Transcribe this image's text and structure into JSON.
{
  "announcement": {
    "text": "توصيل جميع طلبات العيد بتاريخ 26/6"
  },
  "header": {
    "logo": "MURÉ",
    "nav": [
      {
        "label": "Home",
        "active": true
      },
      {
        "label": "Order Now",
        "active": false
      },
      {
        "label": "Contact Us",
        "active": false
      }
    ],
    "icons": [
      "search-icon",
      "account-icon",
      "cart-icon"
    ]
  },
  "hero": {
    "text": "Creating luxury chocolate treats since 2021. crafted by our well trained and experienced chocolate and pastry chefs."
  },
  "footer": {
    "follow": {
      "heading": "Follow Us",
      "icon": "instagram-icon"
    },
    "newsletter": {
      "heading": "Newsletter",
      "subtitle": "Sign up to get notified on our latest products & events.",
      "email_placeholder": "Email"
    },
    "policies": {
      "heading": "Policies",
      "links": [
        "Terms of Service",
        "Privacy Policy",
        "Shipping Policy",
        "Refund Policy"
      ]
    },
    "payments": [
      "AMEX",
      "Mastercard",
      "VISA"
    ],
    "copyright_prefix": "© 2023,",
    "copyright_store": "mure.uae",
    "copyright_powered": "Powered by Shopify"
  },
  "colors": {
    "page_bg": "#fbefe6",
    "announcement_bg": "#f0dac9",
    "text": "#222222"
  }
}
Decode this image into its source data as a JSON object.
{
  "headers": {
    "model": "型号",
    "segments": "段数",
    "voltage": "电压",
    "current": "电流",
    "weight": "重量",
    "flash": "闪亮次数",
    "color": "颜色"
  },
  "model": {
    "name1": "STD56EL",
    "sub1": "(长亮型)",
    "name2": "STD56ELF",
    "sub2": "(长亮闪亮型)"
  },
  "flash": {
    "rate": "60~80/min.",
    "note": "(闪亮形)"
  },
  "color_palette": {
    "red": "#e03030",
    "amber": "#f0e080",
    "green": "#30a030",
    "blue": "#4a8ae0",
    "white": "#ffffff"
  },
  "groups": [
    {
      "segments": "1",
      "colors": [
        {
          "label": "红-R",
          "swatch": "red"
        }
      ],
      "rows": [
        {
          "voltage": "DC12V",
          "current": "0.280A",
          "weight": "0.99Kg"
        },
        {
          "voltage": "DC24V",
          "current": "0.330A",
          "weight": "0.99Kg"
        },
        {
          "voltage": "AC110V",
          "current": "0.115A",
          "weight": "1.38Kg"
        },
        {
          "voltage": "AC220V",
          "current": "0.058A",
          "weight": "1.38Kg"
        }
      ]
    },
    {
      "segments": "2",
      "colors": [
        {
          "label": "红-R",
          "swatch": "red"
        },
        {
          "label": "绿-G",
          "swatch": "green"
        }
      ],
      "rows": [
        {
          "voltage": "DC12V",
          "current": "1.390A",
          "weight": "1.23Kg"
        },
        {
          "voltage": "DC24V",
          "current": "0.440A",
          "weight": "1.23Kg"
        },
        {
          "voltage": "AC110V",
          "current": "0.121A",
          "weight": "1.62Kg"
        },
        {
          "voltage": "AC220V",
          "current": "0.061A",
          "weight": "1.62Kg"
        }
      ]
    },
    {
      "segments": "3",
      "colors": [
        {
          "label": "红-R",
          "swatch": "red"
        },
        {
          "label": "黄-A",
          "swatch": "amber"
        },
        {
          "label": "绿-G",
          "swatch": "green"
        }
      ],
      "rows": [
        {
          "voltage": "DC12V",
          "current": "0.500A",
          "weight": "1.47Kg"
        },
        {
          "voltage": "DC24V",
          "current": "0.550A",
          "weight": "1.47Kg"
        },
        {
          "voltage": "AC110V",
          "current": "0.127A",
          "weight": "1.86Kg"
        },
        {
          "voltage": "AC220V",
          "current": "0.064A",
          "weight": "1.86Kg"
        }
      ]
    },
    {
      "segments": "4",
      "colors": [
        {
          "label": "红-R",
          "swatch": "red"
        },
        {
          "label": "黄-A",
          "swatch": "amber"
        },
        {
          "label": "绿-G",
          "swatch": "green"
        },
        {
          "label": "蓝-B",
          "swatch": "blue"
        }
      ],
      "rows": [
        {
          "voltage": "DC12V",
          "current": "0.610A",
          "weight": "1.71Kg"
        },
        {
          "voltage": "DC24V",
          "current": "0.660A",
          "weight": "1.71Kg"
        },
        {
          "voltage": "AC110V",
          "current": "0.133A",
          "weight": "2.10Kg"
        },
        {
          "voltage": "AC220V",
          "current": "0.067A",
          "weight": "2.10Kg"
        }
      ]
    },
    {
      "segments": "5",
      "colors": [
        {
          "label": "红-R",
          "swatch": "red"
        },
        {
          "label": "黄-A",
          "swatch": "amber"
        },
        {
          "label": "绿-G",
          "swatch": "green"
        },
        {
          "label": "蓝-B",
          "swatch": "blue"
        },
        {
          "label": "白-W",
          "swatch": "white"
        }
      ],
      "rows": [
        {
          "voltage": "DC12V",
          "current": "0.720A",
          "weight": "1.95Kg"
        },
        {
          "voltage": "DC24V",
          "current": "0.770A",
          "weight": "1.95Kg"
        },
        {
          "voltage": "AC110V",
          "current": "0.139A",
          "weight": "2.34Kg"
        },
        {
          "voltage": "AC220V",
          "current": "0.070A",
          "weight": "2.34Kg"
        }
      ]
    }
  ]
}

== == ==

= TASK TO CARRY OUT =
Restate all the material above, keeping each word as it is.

= RESULT FOR THIS TASK =
Transcribe this image's text and structure into JSON.
{
  "announcement": {
    "text": "توصيل جميع طلبات العيد بتاريخ 26/6"
  },
  "header": {
    "logo": "MURÉ",
    "nav": [
      {
        "label": "Home",
        "active": true
      },
      {
        "label": "Order Now",
        "active": false
      },
      {
        "label": "Contact Us",
        "active": false
      }
    ],
    "icons": [
      "search-icon",
      "account-icon",
      "cart-icon"
    ]
  },
  "hero": {
    "text": "Creating luxury chocolate treats since 2021. crafted by our well trained and experienced chocolate and pastry chefs."
  },
  "footer": {
    "follow": {
      "heading": "Follow Us",
      "icon": "instagram-icon"
    },
    "newsletter": {
      "heading": "Newsletter",
      "subtitle": "Sign up to get notified on our latest products & events.",
      "email_placeholder": "Email"
    },
    "policies": {
      "heading": "Policies",
      "links": [
        "Terms of Service",
        "Privacy Policy",
        "Shipping Policy",
        "Refund Policy"
      ]
    },
    "payments": [
      "AMEX",
      "Mastercard",
      "VISA"
    ],
    "copyright_prefix": "© 2023,",
    "copyright_store": "mure.uae",
    "copyright_powered": "Powered by Shopify"
  },
  "colors": {
    "page_bg": "#fbefe6",
    "announcement_bg": "#f0dac9",
    "text": "#222222"
  }
}
Decode this image into its source data as a JSON object.
{
  "headers": {
    "model": "型号",
    "segments": "段数",
    "voltage": "电压",
    "current": "电流",
    "weight": "重量",
    "flash": "闪亮次数",
    "color": "颜色"
  },
  "model": {
    "name1": "STD56EL",
    "sub1": "(长亮型)",
    "name2": "STD56ELF",
    "sub2": "(长亮闪亮型)"
  },
  "flash": {
    "rate": "60~80/min.",
    "note": "(闪亮形)"
  },
  "color_palette": {
    "red": "#e03030",
    "amber": "#f0e080",
    "green": "#30a030",
    "blue": "#4a8ae0",
    "white": "#ffffff"
  },
  "groups": [
    {
      "segments": "1",
      "colors": [
        {
          "label": "红-R",
          "swatch": "red"
        }
      ],
      "rows": [
        {
          "voltage": "DC12V",
          "current": "0.280A",
          "weight": "0.99Kg"
        },
        {
          "voltage": "DC24V",
          "current": "0.330A",
          "weight": "0.99Kg"
        },
        {
          "voltage": "AC110V",
          "current": "0.115A",
          "weight": "1.38Kg"
        },
        {
          "voltage": "AC220V",
          "current": "0.058A",
          "weight": "1.38Kg"
        }
      ]
    },
    {
      "segments": "2",
      "colors": [
        {
          "label": "红-R",
          "swatch": "red"
        },
        {
          "label": "绿-G",
          "swatch": "green"
        }
      ],
      "rows": [
        {
          "voltage": "DC12V",
          "current": "1.390A",
          "weight": "1.23Kg"
        },
        {
          "voltage": "DC24V",
          "current": "0.440A",
          "weight": "1.23Kg"
        },
        {
          "voltage": "AC110V",
          "current": "0.121A",
          "weight": "1.62Kg"
        },
        {
          "voltage": "AC220V",
          "current": "0.061A",
          "weight": "1.62Kg"
        }
      ]
    },
    {
      "segments": "3",
      "colors": [
        {
          "label": "红-R",
          "swatch": "red"
        },
        {
          "label": "黄-A",
          "swatch": "amber"
        },
        {
          "label": "绿-G",
          "swatch": "green"
        }
      ],
      "rows": [
        {
          "voltage": "DC12V",
          "current": "0.500A",
          "weight": "1.47Kg"
        },
        {
          "voltage": "DC24V",
          "current": "0.550A",
          "weight": "1.47Kg"
        },
        {
          "voltage": "AC110V",
          "current": "0.127A",
          "weight": "1.86Kg"
        },
        {
          "voltage": "AC220V",
          "current": "0.064A",
          "weight": "1.86Kg"
        }
      ]
    },
    {
      "segments": "4",
      "colors": [
        {
          "label": "红-R",
          "swatch": "red"
        },
        {
          "label": "黄-A",
          "swatch": "amber"
        },
        {
          "label": "绿-G",
          "swatch": "green"
        },
        {
          "label": "蓝-B",
          "swatch": "blue"
        }
      ],
      "rows": [
        {
          "voltage": "DC12V",
          "current": "0.610A",
          "weight": "1.71Kg"
        },
        {
          "voltage": "DC24V",
          "current": "0.660A",
          "weight": "1.71Kg"
        },
        {
          "voltage": "AC110V",
          "current": "0.133A",
          "weight": "2.10Kg"
        },
        {
          "voltage": "AC220V",
          "current": "0.067A",
          "weight": "2.10Kg"
        }
      ]
    },
    {
      "segments": "5",
      "colors": [
        {
          "label": "红-R",
          "swatch": "red"
        },
        {
          "label": "黄-A",
          "swatch": "amber"
        },
        {
          "label": "绿-G",
          "swatch": "green"
        },
        {
          "label": "蓝-B",
          "swatch": "blue"
        },
        {
          "label": "白-W",
          "swatch": "white"
        }
      ],
      "rows": [
        {
          "voltage": "DC12V",
          "current": "0.720A",
          "weight": "1.95Kg"
        },
        {
          "voltage": "DC24V",
          "current": "0.770A",
          "weight": "1.95Kg"
        },
        {
          "voltage": "AC110V",
          "current": "0.139A",
          "weight": "2.34Kg"
        },
        {
          "voltage": "AC220V",
          "current": "0.070A",
          "weight": "2.34Kg"
        }
      ]
    }
  ]
}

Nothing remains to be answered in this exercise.